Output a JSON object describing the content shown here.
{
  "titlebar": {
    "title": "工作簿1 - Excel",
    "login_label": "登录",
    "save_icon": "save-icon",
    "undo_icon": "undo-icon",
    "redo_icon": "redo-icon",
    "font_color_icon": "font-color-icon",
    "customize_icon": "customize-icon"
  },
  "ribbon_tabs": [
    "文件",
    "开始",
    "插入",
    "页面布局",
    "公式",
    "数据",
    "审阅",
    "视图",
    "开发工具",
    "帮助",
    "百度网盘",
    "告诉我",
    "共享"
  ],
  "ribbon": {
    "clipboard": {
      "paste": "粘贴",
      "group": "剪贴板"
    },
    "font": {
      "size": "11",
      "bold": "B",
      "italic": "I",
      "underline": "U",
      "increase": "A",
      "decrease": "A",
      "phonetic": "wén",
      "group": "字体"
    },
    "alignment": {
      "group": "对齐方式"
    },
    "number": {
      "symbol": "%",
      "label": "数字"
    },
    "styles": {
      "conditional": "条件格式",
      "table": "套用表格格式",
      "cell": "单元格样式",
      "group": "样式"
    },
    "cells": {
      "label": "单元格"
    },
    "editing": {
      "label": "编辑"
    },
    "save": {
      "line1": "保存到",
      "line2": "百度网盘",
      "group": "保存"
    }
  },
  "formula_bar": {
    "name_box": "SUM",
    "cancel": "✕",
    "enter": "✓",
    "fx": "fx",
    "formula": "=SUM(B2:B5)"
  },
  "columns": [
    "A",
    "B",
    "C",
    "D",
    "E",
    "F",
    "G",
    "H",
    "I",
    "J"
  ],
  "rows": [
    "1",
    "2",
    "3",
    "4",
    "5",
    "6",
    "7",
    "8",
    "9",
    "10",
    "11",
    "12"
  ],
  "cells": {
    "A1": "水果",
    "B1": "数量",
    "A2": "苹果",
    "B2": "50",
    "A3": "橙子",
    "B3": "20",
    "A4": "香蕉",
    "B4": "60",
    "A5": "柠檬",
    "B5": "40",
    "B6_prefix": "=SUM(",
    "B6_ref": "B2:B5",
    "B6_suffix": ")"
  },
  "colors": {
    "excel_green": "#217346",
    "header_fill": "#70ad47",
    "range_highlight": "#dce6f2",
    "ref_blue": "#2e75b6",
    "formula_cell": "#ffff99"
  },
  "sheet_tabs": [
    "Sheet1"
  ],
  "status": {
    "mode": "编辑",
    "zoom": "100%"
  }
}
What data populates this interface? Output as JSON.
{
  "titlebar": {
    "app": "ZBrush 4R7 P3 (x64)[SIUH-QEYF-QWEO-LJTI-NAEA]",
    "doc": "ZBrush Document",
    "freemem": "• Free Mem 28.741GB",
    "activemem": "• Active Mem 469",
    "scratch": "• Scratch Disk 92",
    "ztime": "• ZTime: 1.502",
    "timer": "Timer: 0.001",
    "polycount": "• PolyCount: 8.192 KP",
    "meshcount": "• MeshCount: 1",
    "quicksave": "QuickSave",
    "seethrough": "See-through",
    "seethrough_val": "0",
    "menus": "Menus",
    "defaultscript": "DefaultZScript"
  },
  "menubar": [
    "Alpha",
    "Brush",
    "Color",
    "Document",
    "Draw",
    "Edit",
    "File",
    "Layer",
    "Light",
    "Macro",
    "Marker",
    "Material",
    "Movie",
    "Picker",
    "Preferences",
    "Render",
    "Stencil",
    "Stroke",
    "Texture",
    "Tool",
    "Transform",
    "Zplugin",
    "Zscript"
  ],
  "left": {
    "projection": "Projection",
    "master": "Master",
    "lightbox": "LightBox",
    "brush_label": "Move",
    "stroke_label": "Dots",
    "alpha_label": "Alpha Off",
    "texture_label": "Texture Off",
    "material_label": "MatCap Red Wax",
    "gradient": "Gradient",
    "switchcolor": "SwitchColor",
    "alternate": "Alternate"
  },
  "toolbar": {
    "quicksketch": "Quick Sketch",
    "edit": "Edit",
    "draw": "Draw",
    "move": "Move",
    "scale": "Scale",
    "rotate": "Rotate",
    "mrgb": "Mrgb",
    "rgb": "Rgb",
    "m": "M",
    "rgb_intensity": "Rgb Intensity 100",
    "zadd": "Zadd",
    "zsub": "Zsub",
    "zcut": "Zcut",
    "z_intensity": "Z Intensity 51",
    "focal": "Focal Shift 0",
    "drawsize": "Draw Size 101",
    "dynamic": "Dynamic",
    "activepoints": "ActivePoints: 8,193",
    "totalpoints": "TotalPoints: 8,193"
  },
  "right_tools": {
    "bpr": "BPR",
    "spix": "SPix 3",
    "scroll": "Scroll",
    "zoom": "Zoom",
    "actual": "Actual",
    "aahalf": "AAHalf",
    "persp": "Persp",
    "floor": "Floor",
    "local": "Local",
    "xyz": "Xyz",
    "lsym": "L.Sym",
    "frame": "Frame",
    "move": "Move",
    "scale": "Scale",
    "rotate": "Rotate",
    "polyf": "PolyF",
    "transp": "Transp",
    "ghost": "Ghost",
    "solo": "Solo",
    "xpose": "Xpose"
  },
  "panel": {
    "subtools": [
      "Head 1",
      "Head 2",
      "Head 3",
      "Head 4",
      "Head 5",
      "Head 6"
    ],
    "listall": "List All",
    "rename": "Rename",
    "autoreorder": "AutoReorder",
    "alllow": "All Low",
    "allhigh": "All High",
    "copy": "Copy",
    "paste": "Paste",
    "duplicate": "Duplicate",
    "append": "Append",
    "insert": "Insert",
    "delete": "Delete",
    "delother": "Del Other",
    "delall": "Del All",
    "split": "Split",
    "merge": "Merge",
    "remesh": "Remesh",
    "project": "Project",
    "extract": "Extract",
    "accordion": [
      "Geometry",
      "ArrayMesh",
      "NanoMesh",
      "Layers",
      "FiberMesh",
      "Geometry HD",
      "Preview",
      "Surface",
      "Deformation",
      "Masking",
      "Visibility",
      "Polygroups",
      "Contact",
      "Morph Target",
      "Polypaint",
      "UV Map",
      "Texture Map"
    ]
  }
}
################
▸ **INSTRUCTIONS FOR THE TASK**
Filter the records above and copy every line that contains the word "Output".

▸ **RESPONSE TO THE EXERCISE**
Output a JSON object describing the content shown here.
What data populates this interface? Output as JSON.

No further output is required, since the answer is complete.